Things like spinning, knitting, weaving, etc. are said to have hypnotic, trance-inducing qualities and I have always found this to be the case. It’s the sort of activity you can get lost in, but that requires a certain amount of vigilance and attention (don’t want to drop a stitch or increase by accident!) at the same time. As I knitted my grandmother’s scarf I replayed the few stories I have of her over and over in my head. About halfway through, my mother was kind enough to add a bit more to a story I already knew – the story of how Grandma managed to get four kids (three of whom were under the age of five – my mom was just a few months old) across a country, and then an ocean, to France, where Grandpa was stationed at the time. The bit Mom added was about how she was too young to be vaccinated, but that they wouldn’t let her go overseas without her immunizations. The military, in their infinite wisdom, suggested that my mom be left behind until she was old enough to receive her immunizations, while the rest of the family went on to France. One call to a family friend (who happened to be a pediatrician), some not-so-above-board vaccinations, and a very sick and grumpy infant later – all five of them were able to make the trip. I took the new information and wove it into the fabric.
I finished Grandma’s scarf a few days ago and have moved on to learn to knit in the round on circular and double-pointed needles (I am by no means proficient at either one of these), right- and left-slanted decreases, single- and cable cast-on. My current project is a triangular head-kerchief (to reinforce the increase and single cast-on skills). My mom has often remarked on the uncanny similarities between me and my grandmother, and as I was finishing the last inch of Grandma’s scarf, Mom and I had the following conversation:

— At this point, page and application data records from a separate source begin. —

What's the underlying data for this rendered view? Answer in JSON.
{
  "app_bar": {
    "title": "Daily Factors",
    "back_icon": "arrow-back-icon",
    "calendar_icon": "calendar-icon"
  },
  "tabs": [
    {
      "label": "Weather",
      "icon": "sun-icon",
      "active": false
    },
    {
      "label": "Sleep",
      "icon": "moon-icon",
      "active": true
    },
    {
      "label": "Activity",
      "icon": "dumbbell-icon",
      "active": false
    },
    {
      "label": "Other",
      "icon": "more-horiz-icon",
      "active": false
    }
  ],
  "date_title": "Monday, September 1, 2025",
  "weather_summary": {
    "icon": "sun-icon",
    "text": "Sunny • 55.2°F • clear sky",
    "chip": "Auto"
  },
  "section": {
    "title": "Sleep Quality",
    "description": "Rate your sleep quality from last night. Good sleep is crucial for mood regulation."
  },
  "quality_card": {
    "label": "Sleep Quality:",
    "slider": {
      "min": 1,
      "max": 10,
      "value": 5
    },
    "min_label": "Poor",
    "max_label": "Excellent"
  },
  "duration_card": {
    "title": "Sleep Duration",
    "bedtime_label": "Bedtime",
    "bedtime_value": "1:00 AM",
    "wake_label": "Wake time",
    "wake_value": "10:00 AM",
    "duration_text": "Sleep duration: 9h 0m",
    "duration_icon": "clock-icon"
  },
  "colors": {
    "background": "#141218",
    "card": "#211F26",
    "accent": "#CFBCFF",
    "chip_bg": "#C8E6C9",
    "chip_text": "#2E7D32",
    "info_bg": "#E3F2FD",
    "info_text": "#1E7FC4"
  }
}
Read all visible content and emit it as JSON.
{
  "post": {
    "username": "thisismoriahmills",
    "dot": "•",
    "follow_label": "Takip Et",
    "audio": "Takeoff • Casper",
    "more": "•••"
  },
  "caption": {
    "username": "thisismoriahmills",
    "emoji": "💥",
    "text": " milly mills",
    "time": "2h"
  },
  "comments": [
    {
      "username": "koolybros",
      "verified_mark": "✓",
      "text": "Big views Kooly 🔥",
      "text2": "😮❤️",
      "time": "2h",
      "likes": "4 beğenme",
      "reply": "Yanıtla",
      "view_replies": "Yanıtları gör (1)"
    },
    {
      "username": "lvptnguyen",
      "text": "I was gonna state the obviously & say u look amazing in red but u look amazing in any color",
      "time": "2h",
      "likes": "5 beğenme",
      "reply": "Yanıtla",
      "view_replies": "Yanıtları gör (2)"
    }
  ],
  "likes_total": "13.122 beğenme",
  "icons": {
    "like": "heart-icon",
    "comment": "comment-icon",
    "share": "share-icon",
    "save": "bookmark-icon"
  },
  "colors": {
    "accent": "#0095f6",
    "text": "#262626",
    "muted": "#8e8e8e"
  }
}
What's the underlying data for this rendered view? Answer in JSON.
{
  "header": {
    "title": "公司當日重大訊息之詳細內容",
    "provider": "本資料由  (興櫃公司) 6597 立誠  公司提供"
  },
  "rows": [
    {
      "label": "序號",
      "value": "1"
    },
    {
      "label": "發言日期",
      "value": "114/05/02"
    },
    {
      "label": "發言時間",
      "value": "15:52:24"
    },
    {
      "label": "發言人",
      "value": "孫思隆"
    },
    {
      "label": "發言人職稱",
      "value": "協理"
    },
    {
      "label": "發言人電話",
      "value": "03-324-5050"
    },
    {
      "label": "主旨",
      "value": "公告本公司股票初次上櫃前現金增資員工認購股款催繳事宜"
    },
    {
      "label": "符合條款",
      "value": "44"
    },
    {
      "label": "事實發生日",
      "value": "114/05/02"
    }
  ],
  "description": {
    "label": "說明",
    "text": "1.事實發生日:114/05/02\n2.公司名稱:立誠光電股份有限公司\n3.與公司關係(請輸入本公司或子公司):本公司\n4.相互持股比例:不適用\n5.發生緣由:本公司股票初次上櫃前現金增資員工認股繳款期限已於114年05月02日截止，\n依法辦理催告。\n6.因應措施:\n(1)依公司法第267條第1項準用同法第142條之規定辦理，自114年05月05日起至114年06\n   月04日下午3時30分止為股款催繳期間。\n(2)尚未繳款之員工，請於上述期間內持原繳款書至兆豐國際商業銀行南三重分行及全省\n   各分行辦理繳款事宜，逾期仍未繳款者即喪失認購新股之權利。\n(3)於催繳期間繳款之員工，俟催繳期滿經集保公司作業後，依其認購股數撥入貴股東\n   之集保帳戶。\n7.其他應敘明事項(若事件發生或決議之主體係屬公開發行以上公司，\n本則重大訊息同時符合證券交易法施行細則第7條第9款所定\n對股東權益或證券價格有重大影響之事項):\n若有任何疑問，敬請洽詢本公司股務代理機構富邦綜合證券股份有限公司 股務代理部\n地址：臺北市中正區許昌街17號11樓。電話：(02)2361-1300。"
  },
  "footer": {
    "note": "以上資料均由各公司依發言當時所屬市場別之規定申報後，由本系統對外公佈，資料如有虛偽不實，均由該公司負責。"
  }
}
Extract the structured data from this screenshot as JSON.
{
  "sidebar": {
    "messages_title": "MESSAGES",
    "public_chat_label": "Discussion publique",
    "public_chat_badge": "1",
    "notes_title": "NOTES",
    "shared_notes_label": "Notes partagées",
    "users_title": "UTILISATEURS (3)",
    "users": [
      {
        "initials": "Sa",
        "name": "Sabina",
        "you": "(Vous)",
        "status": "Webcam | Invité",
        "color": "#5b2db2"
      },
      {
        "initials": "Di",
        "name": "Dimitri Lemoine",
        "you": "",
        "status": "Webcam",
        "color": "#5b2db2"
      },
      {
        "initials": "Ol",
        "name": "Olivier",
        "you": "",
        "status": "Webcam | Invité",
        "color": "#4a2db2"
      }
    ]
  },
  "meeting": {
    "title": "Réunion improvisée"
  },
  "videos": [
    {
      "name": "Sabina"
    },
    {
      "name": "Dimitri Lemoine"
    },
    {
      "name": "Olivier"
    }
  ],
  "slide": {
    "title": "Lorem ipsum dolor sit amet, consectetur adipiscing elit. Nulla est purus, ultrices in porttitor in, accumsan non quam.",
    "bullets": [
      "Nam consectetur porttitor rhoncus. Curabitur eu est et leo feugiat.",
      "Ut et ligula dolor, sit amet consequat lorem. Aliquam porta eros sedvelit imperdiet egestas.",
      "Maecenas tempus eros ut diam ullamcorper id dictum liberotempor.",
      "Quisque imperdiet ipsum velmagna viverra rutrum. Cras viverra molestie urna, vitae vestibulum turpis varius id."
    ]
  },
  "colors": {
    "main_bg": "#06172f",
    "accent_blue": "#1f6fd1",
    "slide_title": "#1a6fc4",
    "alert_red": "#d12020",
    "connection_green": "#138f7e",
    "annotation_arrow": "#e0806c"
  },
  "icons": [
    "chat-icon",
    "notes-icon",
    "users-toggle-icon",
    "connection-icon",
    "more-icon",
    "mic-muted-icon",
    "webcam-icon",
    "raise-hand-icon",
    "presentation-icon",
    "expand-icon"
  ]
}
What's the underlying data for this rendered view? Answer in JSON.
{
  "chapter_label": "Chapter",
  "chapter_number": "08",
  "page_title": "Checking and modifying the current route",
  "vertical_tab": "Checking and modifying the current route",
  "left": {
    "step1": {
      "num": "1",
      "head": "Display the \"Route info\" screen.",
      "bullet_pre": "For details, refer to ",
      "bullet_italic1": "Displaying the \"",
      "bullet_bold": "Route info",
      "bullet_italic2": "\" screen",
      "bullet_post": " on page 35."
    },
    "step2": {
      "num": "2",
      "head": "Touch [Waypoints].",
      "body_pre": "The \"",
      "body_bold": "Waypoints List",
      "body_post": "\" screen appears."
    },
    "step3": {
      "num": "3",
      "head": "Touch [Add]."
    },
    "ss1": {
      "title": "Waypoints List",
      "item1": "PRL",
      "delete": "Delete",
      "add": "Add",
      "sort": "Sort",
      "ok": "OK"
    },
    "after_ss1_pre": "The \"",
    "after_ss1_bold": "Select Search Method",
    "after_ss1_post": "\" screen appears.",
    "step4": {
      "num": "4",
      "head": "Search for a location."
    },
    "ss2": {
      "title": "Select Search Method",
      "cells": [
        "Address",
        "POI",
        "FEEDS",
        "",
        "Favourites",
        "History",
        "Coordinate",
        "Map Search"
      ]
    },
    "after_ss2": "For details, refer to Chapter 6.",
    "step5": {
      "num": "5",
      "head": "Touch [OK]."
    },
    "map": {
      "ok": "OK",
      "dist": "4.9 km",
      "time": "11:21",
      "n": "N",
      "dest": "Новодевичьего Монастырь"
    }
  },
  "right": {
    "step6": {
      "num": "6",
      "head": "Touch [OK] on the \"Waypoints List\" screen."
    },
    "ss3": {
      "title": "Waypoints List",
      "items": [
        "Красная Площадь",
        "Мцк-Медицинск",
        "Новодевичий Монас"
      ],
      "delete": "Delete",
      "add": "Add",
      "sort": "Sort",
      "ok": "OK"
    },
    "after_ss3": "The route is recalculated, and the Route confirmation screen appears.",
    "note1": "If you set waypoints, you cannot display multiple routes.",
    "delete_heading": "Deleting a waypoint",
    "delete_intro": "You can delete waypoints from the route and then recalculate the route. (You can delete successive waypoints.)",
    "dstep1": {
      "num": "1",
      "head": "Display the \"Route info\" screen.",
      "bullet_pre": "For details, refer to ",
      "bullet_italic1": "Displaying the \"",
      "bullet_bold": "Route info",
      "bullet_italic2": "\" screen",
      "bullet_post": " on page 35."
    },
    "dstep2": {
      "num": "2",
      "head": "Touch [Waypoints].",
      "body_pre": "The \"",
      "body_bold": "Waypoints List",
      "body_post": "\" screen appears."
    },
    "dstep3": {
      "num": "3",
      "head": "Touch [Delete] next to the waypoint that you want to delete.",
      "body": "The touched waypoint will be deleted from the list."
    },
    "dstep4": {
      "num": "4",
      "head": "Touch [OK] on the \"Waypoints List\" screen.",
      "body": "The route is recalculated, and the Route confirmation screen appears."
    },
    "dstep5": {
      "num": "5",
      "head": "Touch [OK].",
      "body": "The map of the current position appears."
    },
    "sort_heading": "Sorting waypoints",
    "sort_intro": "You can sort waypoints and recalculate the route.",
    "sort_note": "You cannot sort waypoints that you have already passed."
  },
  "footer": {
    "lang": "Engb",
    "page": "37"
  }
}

Me: [Spam] is good!
Mom: F—! You are your grandmother! How did you get reincarnated into the woman while she was still alive?!
Me: Think of me as a horcrux.
Mom: Yeah, Grandma probably did kill someone during her lifetime.
Now I’m faced with the task of finding an organization to donate the scarf to. I want to write them a letter explaining why I’m making the donation, but I also feel like I should tell them something of my grandmother’s story. But, the pieces I have are so fragmented and few and far between that I wouldn’t know where to start or what to tell them. Maybe I will just tell them of her intention, and hope that the wearer will find the rest between the stitches.
When we love another heart
And allow it to love us,
We journey deep below time
Into that eternal weave
Where nothing unravels.